[[ Given records, beginning ]]
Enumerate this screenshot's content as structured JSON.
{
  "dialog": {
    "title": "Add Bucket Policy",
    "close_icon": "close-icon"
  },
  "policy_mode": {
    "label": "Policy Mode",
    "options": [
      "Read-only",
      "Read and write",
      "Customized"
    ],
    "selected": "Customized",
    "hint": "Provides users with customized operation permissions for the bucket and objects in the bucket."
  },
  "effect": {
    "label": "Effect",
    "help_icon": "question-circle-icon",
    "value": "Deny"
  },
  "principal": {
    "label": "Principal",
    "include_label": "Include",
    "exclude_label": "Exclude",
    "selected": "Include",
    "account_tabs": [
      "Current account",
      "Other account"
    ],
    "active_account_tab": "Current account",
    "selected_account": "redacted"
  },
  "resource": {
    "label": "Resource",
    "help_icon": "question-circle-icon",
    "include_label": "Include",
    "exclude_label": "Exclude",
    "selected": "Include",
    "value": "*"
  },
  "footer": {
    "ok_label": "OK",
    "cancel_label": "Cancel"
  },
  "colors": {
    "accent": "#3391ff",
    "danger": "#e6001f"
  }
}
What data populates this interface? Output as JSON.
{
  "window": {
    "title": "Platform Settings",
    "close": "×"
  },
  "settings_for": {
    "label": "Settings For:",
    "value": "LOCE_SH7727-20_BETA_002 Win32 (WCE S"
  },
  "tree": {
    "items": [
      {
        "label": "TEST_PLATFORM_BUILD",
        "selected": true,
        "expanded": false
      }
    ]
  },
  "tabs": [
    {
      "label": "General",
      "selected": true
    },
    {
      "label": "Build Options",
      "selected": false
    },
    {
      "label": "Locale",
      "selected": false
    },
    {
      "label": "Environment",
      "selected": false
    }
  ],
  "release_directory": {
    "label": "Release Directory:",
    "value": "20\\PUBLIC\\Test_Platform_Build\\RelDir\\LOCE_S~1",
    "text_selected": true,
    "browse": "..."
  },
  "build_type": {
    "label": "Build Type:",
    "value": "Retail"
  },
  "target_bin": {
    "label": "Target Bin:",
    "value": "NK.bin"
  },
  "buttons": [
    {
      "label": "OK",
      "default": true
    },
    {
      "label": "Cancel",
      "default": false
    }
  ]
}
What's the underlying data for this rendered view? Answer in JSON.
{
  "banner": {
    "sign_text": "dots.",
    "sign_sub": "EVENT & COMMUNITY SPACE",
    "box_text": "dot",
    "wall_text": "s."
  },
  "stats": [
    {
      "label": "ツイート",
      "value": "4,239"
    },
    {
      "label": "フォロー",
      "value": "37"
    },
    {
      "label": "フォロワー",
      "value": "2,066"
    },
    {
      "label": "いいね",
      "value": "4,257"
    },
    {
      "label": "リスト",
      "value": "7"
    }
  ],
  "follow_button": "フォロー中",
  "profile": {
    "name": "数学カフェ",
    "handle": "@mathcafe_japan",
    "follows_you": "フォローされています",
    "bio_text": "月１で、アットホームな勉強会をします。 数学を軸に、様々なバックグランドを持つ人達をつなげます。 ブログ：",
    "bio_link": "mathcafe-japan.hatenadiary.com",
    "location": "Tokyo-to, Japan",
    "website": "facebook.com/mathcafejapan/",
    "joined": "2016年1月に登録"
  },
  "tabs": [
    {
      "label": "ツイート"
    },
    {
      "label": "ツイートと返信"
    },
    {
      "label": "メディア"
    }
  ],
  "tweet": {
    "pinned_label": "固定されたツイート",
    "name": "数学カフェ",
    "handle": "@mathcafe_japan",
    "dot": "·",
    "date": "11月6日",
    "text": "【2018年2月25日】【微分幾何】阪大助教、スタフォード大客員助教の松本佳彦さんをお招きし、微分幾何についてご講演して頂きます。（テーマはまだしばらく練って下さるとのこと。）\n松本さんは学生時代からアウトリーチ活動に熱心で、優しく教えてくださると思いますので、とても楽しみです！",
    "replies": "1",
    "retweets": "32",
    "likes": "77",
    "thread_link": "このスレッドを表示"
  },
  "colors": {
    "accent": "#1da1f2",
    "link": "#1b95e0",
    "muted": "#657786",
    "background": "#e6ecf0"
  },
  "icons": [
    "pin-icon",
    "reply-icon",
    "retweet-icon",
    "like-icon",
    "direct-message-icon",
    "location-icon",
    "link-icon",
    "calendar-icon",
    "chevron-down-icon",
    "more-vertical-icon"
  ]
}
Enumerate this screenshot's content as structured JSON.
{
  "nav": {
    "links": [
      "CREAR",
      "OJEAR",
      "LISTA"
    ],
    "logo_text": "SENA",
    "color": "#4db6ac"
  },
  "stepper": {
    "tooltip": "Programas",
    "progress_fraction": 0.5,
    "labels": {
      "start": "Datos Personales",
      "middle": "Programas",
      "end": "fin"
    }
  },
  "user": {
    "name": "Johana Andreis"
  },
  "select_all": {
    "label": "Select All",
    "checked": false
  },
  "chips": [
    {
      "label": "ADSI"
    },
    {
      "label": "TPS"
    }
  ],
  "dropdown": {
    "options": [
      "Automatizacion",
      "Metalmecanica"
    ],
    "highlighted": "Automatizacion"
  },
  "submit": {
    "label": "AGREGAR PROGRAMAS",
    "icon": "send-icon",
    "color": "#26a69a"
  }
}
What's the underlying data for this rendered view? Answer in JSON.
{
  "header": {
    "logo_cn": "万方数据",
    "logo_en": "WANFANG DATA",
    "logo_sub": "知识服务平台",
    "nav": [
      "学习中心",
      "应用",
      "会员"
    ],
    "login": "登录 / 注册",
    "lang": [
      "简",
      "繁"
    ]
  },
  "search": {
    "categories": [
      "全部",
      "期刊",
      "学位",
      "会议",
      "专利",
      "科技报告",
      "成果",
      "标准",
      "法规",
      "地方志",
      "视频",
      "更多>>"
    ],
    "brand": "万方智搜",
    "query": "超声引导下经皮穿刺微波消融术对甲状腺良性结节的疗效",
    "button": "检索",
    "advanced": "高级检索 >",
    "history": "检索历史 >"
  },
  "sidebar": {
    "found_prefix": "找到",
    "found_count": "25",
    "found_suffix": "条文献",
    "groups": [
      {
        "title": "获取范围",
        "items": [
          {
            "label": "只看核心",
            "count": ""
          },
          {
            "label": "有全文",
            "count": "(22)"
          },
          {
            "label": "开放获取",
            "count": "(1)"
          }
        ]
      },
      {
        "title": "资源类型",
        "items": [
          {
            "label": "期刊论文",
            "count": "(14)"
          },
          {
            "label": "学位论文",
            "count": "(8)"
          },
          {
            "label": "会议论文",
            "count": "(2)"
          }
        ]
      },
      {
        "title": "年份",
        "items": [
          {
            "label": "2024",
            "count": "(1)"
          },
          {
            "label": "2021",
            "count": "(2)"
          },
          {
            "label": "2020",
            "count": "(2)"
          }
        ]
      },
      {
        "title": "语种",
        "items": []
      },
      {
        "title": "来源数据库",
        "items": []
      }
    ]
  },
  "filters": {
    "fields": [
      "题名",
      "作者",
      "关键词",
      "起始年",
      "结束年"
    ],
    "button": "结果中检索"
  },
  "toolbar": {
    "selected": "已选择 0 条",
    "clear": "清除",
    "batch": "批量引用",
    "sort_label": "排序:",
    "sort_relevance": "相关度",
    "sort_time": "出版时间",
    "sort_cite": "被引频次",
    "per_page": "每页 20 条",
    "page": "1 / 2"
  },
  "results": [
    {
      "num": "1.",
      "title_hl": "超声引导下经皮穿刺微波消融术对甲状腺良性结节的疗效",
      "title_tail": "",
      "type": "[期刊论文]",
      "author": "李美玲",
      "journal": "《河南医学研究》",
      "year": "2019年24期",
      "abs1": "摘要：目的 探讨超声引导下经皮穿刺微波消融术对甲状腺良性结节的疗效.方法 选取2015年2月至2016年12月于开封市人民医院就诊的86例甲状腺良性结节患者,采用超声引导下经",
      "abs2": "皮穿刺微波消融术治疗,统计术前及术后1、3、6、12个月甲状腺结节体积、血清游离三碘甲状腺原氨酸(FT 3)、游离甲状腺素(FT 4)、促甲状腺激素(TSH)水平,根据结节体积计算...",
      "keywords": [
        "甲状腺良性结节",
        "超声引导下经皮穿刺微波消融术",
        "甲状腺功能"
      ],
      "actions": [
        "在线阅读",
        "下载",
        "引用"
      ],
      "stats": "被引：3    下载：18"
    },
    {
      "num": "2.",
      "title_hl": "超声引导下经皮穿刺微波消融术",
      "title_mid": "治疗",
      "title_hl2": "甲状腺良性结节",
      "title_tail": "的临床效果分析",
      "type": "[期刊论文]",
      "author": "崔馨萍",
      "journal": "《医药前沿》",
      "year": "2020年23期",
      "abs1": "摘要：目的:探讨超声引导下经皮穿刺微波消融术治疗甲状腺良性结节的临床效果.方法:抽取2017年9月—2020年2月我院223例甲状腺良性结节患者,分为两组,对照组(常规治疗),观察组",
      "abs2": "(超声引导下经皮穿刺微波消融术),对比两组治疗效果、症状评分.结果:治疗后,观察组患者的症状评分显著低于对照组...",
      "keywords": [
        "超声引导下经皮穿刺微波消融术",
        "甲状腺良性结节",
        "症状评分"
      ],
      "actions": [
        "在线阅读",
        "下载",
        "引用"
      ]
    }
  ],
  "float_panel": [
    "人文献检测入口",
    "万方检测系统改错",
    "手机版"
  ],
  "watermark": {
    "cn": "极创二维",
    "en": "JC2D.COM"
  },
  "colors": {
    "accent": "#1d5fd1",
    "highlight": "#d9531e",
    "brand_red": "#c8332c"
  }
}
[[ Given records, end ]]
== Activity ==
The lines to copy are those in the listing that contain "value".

== Written response ==
    "value": "Deny"
    "value": "*"
    "value": "LOCE_SH7727-20_BETA_002 Win32 (WCE S"
    "value": "20\\PUBLIC\\Test_Platform_Build\\RelDir\\LOCE_S~1",
    "value": "Retail"
    "value": "NK.bin"
      "value": "4,239"
      "value": "37"
      "value": "2,066"
      "value": "4,257"
      "value": "7"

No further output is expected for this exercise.